AIMED AT: Readers of legal thrillers like those by Scott Turow (who is in an all-author band with Iles, Stephen King and Dave Barry) and John Grisham, as well as Iles fans cheering his return after a five-year hiatus brought on by a devastating car accident.
Noble Hustle by Colson Whitehead
(Doubleday, $24.95, May 6)
ELEVATOR PITCH: The MacArthur Fellow's funny account of playing in the 2011 World Series of Poker despite having never entered a poker tournament before, which resulted in a madcap six-week boot camp that mixed yoga and trips to Atlantic City's casinos.
AIMED AT: Fans of David Foster Wallace's great nonfiction essays, Grantland readers (where a shorter version already has appeared) and lovers of well-written stories exploring quirky corners of America.
We Were Liars by E. Lockhart
(Delacorte, $17.99, May 13)

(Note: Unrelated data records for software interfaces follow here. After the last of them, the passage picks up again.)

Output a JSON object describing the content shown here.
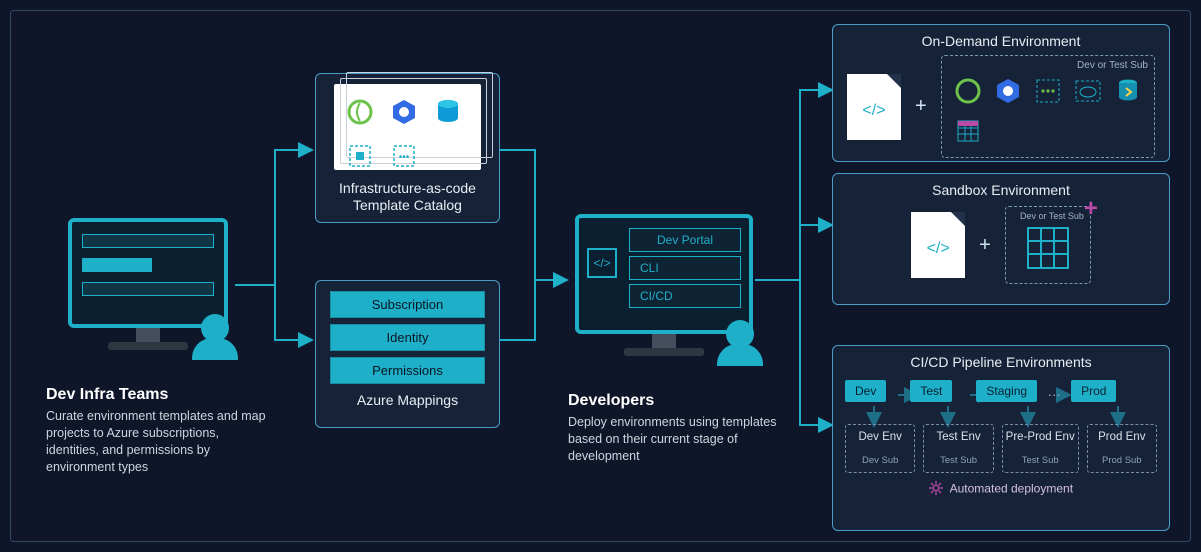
{
  "devInfra": {
    "title": "Dev Infra Teams",
    "desc": "Curate environment templates and map projects to Azure subscriptions, identities, and permissions by environment types"
  },
  "iac": {
    "label": "Infrastructure-as-code Template Catalog"
  },
  "mappings": {
    "title": "Azure Mappings",
    "items": [
      "Subscription",
      "Identity",
      "Permissions"
    ]
  },
  "developers": {
    "title": "Developers",
    "desc": "Deploy environments using templates based on their current stage of development",
    "screen": [
      "Dev Portal",
      "CLI",
      "CI/CD"
    ]
  },
  "envs": {
    "ondemand": {
      "title": "On-Demand Environment",
      "sublabel": "Dev or Test Sub"
    },
    "sandbox": {
      "title": "Sandbox Environment",
      "sublabel": "Dev or Test Sub"
    }
  },
  "pipeline": {
    "title": "CI/CD Pipeline Environments",
    "stages": [
      "Dev",
      "Test",
      "Staging",
      "Prod"
    ],
    "ellipsis": "…",
    "envs": [
      {
        "name": "Dev Env",
        "sub": "Dev Sub"
      },
      {
        "name": "Test Env",
        "sub": "Test Sub"
      },
      {
        "name": "Pre-Prod Env",
        "sub": "Test Sub"
      },
      {
        "name": "Prod Env",
        "sub": "Prod Sub"
      }
    ],
    "auto": "Automated deployment"
  },
  "codeGlyph": "</>",
  "plus": "+"
}
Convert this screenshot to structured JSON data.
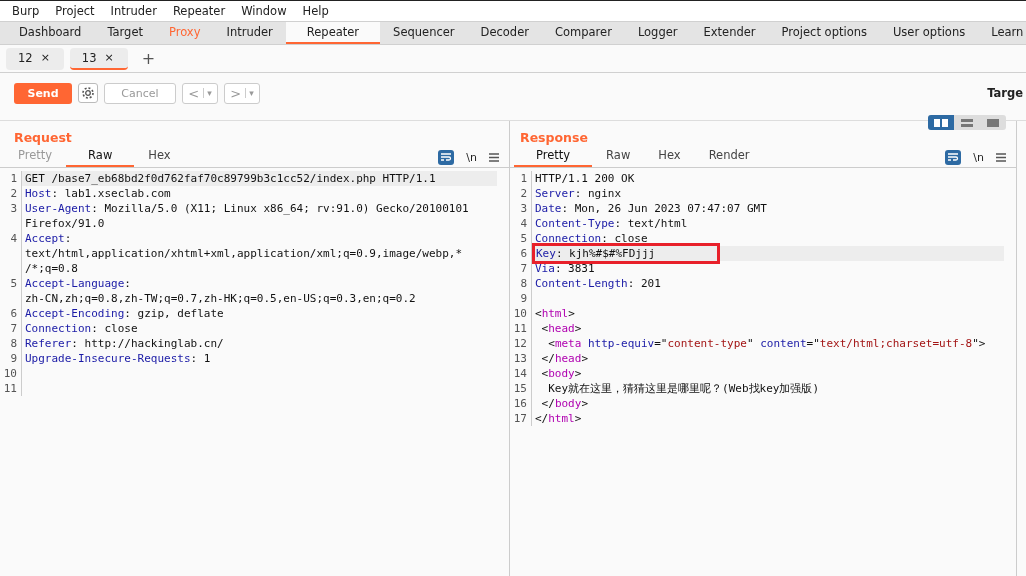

ELEVATOR PITCH: A 17-year-old girl who belongs to a Kennedy-esque clan tries to piece together the truth about the traumatic head injury she suffered two years earlier while she was summering on the family's private island off the coast of Cape Cod.
AIMED AT: The Fault in Our Stars lovers looking for an added dash of mystery and menace. They could turn this book with great early buzz (Fault author John Green is already a fan) into the season's breakout YA hit.
The Son by Jo Nesbo
(Knopf, $25.95, May 13)
ELEVATOR PITCH: A model inmate breaks out of prison to clear his disgraced father and expose corruption at the highest levels of Norway's government.
AIMED AT: Fans of taut atmospheric thrillers that run from Stieg Larsson to Turow who have not yet discovered Nesbo, a budding superstar in the U.S.
The Possibilities by Kaui Hart Hemmings
(Simon & Schuster, $25, May 13)
ELEVATOR PITCH: In the ski town of Breckenridge, Colo., a single mother grieving over the death of her 22-year-old son meets a young woman with a secret about the son that changes the mother's life.
AIMED AT: Already being adapted by Jason Reitman, Hemmings' second novel looks to build on the interest created from The Descendants' Oscar win with something thematically similar.